How are you (honestly)?
By Michael Barthman, MD
From the outside, I probably looked thoughtful, maybe devilish, like I was coming up with something clever. On the inside, my conscience had perked up, waiting to see if the truth came out of my mouth when I answered. Ellie, the medical student who’d been working with me, had asked me how I was doing.
The truth is that I was lousy, but hadn’t quite figured out why. It was winter, which isn’t a bad time of year for me. Winter in Rhode Island is a cute impression of winter back home in Wisconsin. Nevertheless, it had drained as much warmth and sunlight from the world as it could without wiping out the things holding onto life below ground. I was spending most of my time in the hospital, convincing other doctors that my patients—who are the best part of my job, no matter how bizarre, sick, or complicated their situation is—have real problems and need help. This was year two of training to be an ER doctor, a year that was draining from my world as much warmth and sunlight as it could.
“Pretty lousy,” I answered.
I told her about residency and tough realizations about medical training, some being pretty sour. She listened and it felt catawampus to have affirmation and reassurance travel from mentee to mentor. It felt vulnerable, like pushing on a belly for the first time as a medical student. But she was doing what she does during our shifts: learning. She was seeing what lies ahead, offering the same encouragement I try to offer her—which is a good, normal, human-y thing. Still, it nagged at my conscience that this dynamic seemed weird.
Did I presume she can’t empathize because she’s a student? Did I think she’d be disappointed to find out the grittier realities of medical training? One of my sourest realizations has been how dehumanizing medical training actually is (you can’t really appreciate being dehumanized until it happens to you and your friends). I do my best to be alert for it, but this was an instance where I’d taken part without noticing. A piece of me was trying to dehumanize her by withholding truths about the life she’d signed up for, as if she lacks the wherewithal to handle it—as if I’d somehow been granted the power to withhold it. If anything is clear to me, it’s that medical training doesn’t need my help to dehumanize its participants. My grumpiness had saved me—kind of. I was open, but I wasn’t candid about the experiences that await.
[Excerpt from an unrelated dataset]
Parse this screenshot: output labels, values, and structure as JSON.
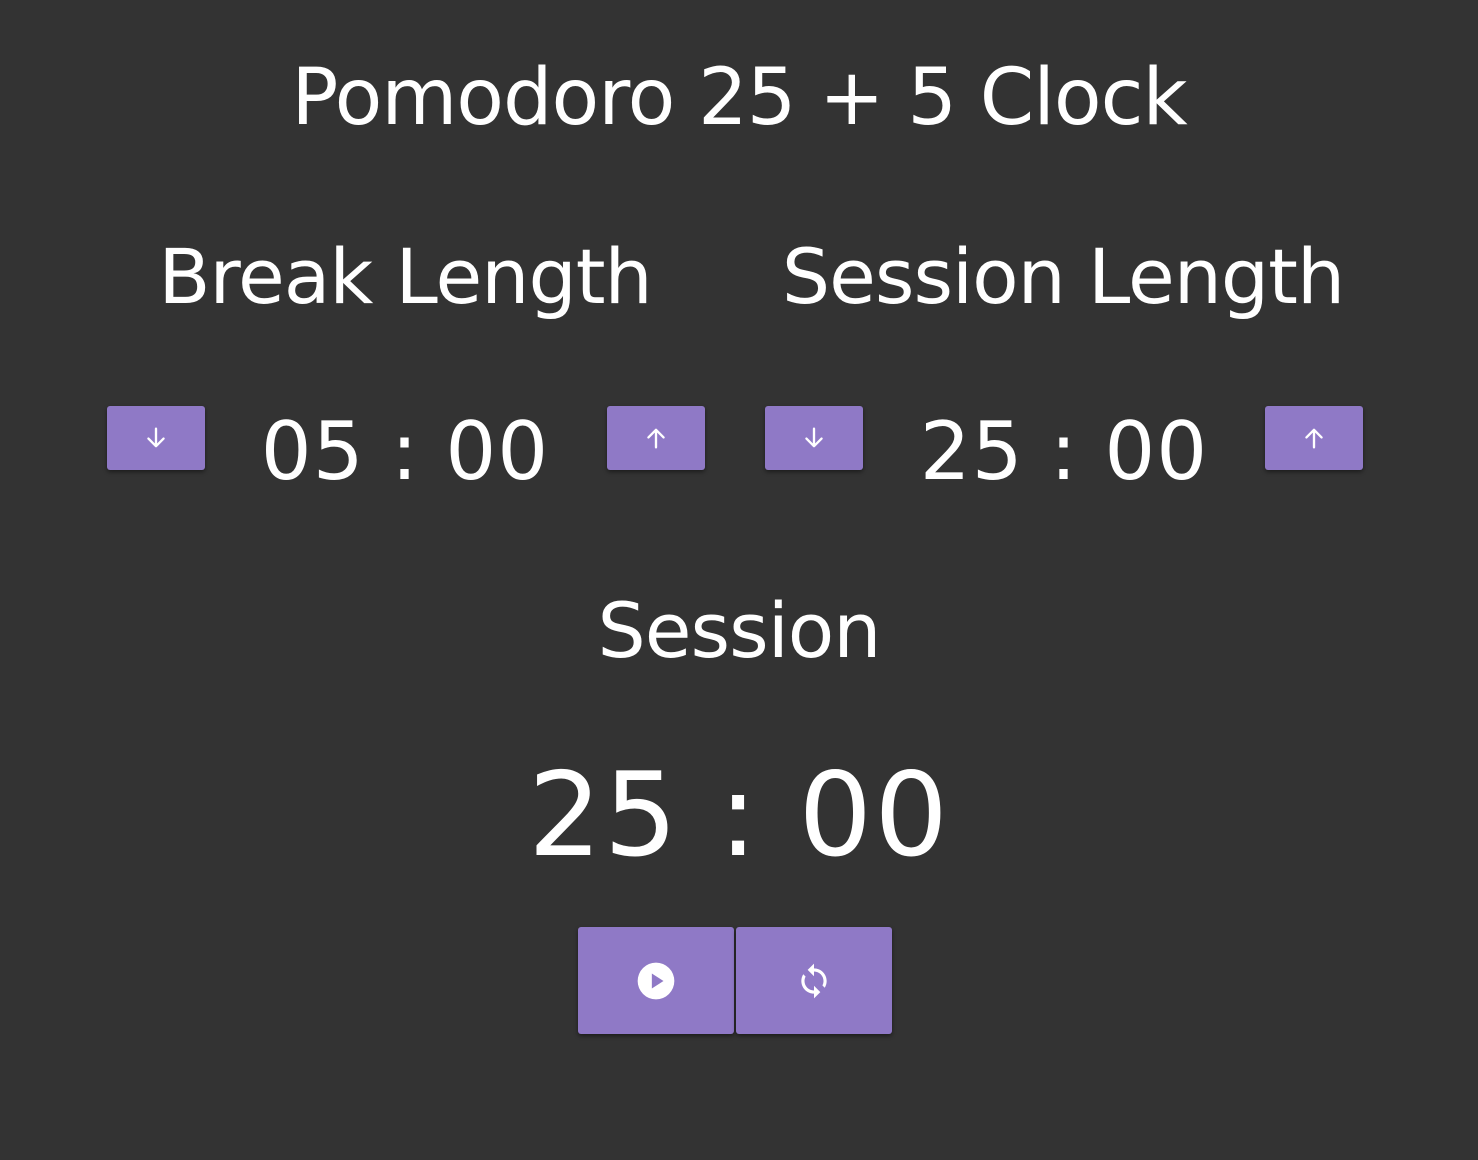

Wellness initiatives are everywhere, but the culture of medicine seems to change at a glacial pace. I’ve witnessed the actual number of hours worked by residents of certain specialities. They defy the duty-hour “limits” set by the overseeing bodies to protect them. I’ve watched residents break into tears as they tally the consults they’re left on their own to see while their senior resident naps. Maternity leave? There’s not space here to do it justice—and don’t forget paternity leave. Sexism? I’ve seen female doctors mansplained into silence. I’ve seen attending physicians explain to female residents the positive effects of squats on the female form. Then, we’ve jumped back into rounding on patients. My conscience still elbows me for what I didn’t defend in the moment, for the times I haven’t spoken up. These things and more chip away at who we are and our desire to simply help patients—despite all of those resources being applied to wellness initiatives. I question how things got so screwed up.
My fallback is to believe it’s a generational difference, that time might iron out the wrinkles. We’re hindered by our original reference point for medical training, which is best summarized as 1) being a male and 2) literally taking up residence in the hospital for an indefinite number of years. Recently, a one hundred hour workweek was acceptable. This isn’t a standard that’s hard to beat and it doesn’t compel us to keep improving. I know the term “burnout” gets bandied about as a diagnosis that we aren’t coping with our chosen vocation. Honestly, I think our chosen vocation isn’t coping with us, our partners, and our families. In the months we worked together, Ellie had a gift for pointing out the injustices faced by our patients, whether they were perpetrated by society or the health system. She sees the wrongs most of us are lulled into accepting as commonplace. It stung when she pointed them out to me as I moved on to the next patient—but, it should sting. Creating humane medical training means departing from the status quo. We can only depart from the status quo if we acknowledge how it makes us feel.